You know when I do these reviews, I try and look for the worst in the movie adaptations. Of the adaptations that I have reviewed, I have found the truly terrible to the surprisingly good. As an avid bibliophile, I love books, so much so that sometimes I prefer them over the movie or television adaptations that have come out. But, I have also be proven wrong.
Doing these reviews I have learned a lot about storytelling, of how stories are told in movies, and thus how they are transposed into the visual medium. It has opened my eyes to the possibilities within stories. I can see when a movie fails at storytelling by telling, not showing. There is a greater appreciation for stories by view a story in print form, movie, TV show, musical, comic book, etc. Little Prince is no different. In fact, I can see how both the the book and the movie brings a different perspective to the people.
The Little Prince was a cartoon that used to watch when I was younger about a little boy (who was a prince) on a little asteroid B-615. I remember watching the cartoon on one of the Canadian stations in the late eighties. I was not aware of the term anime and didn't know that The Little Prince was a book until I was older. IT was a simple pleasure. It was one of those things I watched and it filled me with a greater happiness. I wasn't always able to catch it, but when I did the Little Prince on a planet just big enough for him, 3 volcanoes, a small house (only in the cartoon version), and a rose.
The cartoon was created for Japanese channel, TV ASAHI in the late 70's, 1978 to 1979 and then aired in Canada and United States in the mid to late 80's. But it has also been a theatrical production, radio broadcasts, cartoon, movie, pop-up books, opera, and ballet. Quite a diverse collection of adaptations that a children's novella written by an exiled French aristocrat and pilot.
Did you know that Little Prince has been translated into 250 languages, including Braille? Impressive!
It has been a good ten years before I read the book that the cartoon was based (loosely) on. Now that I look at the story by Antoine de Saint-Exupery, I am left wondering what is the back story. The opening begins with the narrator alone in the Sahara desert after his plane has crashed. It is there that he meets the Little Prince, who wanders out of the desert asking that the narrator draw him a sheep. He learns about the Little Prince's home and the Rose he loves, but doesn't always appear to return his love. So, the Little Prince feels the need to leave and go out into the universe to learn.

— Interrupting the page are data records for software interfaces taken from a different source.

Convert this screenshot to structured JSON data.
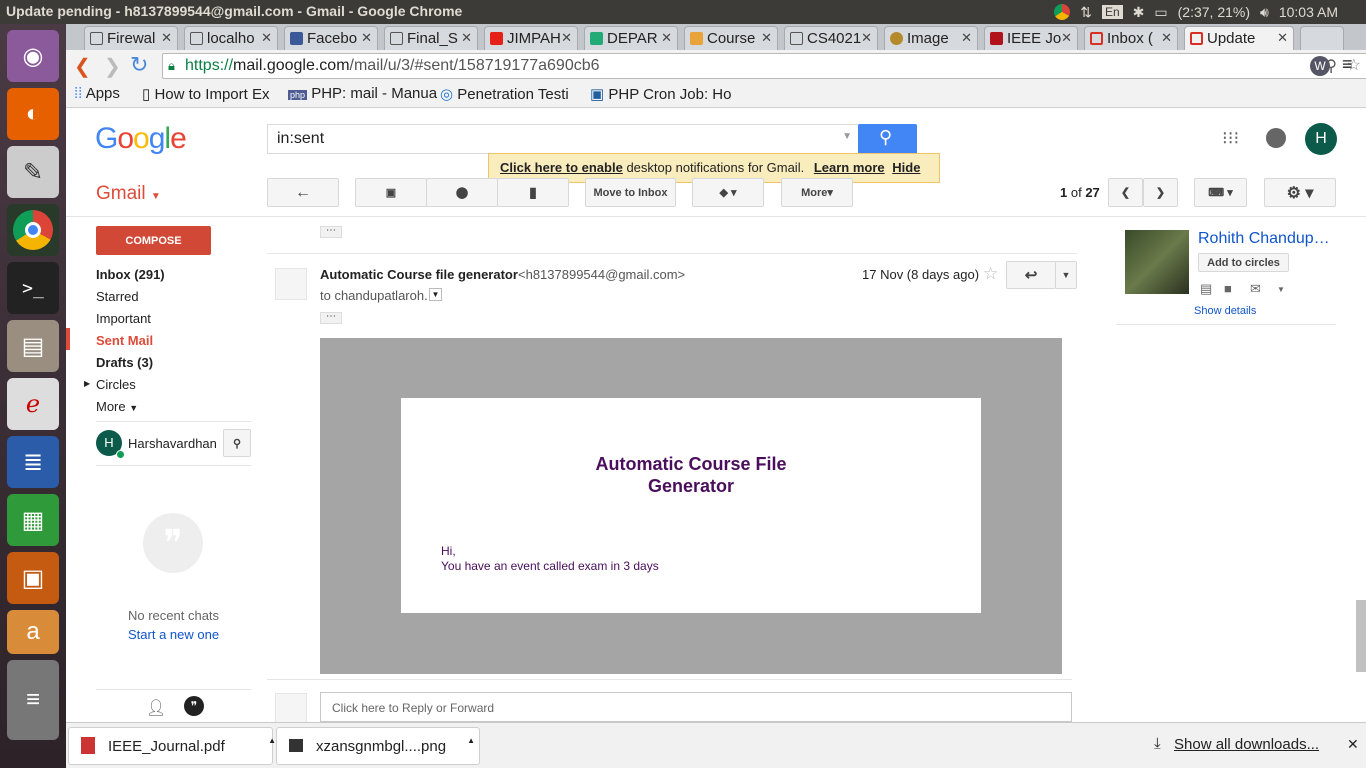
{
  "window_title": "Update pending - h8137899544@gmail.com - Gmail - Google Chrome",
  "tray": {
    "lang": "En",
    "battery": "(2:37, 21%)",
    "clock": "10:03 AM"
  },
  "tabs": [
    "Firewal",
    "localho",
    "Facebo",
    "Final_S",
    "JIMPAH",
    "DEPAR",
    "Course",
    "CS4021",
    "Image",
    "IEEE Jo",
    "Inbox (",
    "Update"
  ],
  "url": {
    "scheme": "https://",
    "host": "mail.google.com",
    "path": "/mail/u/3/#sent/158719177a690cb6"
  },
  "bookmarks": [
    "Apps",
    "How to Import Ex",
    "PHP: mail - Manua",
    "Penetration Testi",
    "PHP Cron Job: Ho"
  ],
  "search": {
    "value": "in:sent"
  },
  "notification": {
    "link": "Click here to enable",
    "text": "desktop notifications for Gmail.",
    "learn": "Learn more",
    "hide": "Hide"
  },
  "brand": "Gmail",
  "toolbar": {
    "move": "Move to Inbox",
    "more": "More",
    "pager_cur": "1",
    "pager_of": "of",
    "pager_total": "27"
  },
  "compose": "COMPOSE",
  "nav": [
    {
      "label": "Inbox (291)",
      "bold": true
    },
    {
      "label": "Starred"
    },
    {
      "label": "Important"
    },
    {
      "label": "Sent Mail",
      "active": true
    },
    {
      "label": "Drafts (3)",
      "bold": true
    },
    {
      "label": "Circles"
    },
    {
      "label": "More"
    }
  ],
  "user": {
    "initial": "H",
    "name": "Harshavardhan"
  },
  "chats": {
    "none": "No recent chats",
    "start": "Start a new one"
  },
  "message": {
    "sender": "Automatic Course file generator",
    "email": "<h8137899544@gmail.com>",
    "to": "to chandupatlaroh.",
    "date": "17 Nov (8 days ago)",
    "ellipsis": "⋯"
  },
  "email_body": {
    "title_line1": "Automatic Course File",
    "title_line2": "Generator",
    "greet": "Hi,",
    "text": "You have an event called exam in 3 days"
  },
  "contact": {
    "name": "Rohith Chandup…",
    "add": "Add to circles",
    "details": "Show details"
  },
  "reply_placeholder": "Click here to Reply or Forward",
  "downloads": {
    "file1": "IEEE_Journal.pdf",
    "file2": "xzansgnmbgl....png",
    "show": "Show all downloads..."
  },
  "colors": {
    "gmail_red": "#dd4b39",
    "compose": "#d14836",
    "link": "#1155cc",
    "email_purple": "#4a0e5c"
  }
}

It's a touching story of trying to find your way in the world, being lost because you don't understand any of it (because clearly adults are stupid), and realizing that what you knew as a child is just as important as what you know as an adult (maybe more). The book is pretty special, even though it was a sad and thoughtful story.
But, I cannot hate the movie adaptation of The Little Prince, it was made in 1974. It was a musical with cheesy songs (written by Learner and Loewe and the Snake Dance number choreographed by Bob Fosse), that told the story. I mean the songs were pretty silly, one is about the drawing of a hat/boa constrictor that swallowed an elephant and what people think it is that is simply called, "I Need Air (It's a Hat)". To be fair, the singing voices of the all of the actors in the movie were spot on and in tune; and Gene Wilder is a born song and dance man, not just with Charlie and the Chocolate Factory. I totally have even more respect for him after watching this movie.
Also there is Bob Fosse, the master of modern dance and choreographer as the Snake; and Richard Kiley, who has performed as Don Quixote in Man of LaMancha and Caliph in Kismet, as the pilot/narrator. These are two super talented and maybe oddly placed performers, yet, Fosse is a snake personified and Kiley is very believable as a rejected artist, turned pilot narrator.
It is true that as I watched the 88 minute musical, I found that while I groaned at the songs, they truthfully told a story. A good story even. Maybe it was a bit repetitive to my adult mind, with the songs, but I could watch this all the way through and even watch it multiple times. The book is a poignant story about being made to be an adult and coming to terms with the youthfulness of the Little Prince, but also learning that you are responsible for the things you love and tame. The movie made the characters even more vivid.
I won't lie, I was crushed that they didn't include the Lamplighter planet, shifted the Snake and Fox's order in the story, and made the end a clear cut 'ending'. That is NOT a spoiler! But the movie/musical does include de Saint-Exupery's original drawings and much of the original Narrator's dialogue. That was a nice touch. Another down side, the snake used in the movie is a boa constrictor and NOT POISONOUS, while the snake referenced was a poisonous snake. Okay, that was probably due to logistics and safety. But really?
Did you know de Saint-Exupery was a pilot and ended up in exile in America, beginning in 1940 after France's defeat? He wrote The Little Prince in 1942 and combined his experience as a pilot and his time in the Sahara Desert and echoed his loneliness that his exile caused.
Both mediums have done a decent job representing the story of de Saint-Exupery. While the cartoon is only loosely based on the story, it also gives you an the innocence and the simplicity that is the Little Prince. I recommend give the movie a watch, it's cheesy and the songs are over the top, but it's awfully close to the original story. And it's good! The acting is actually good and the singing is excellent. But, I also suggest that everyone (who likes to read) should read The Little Prince anyway.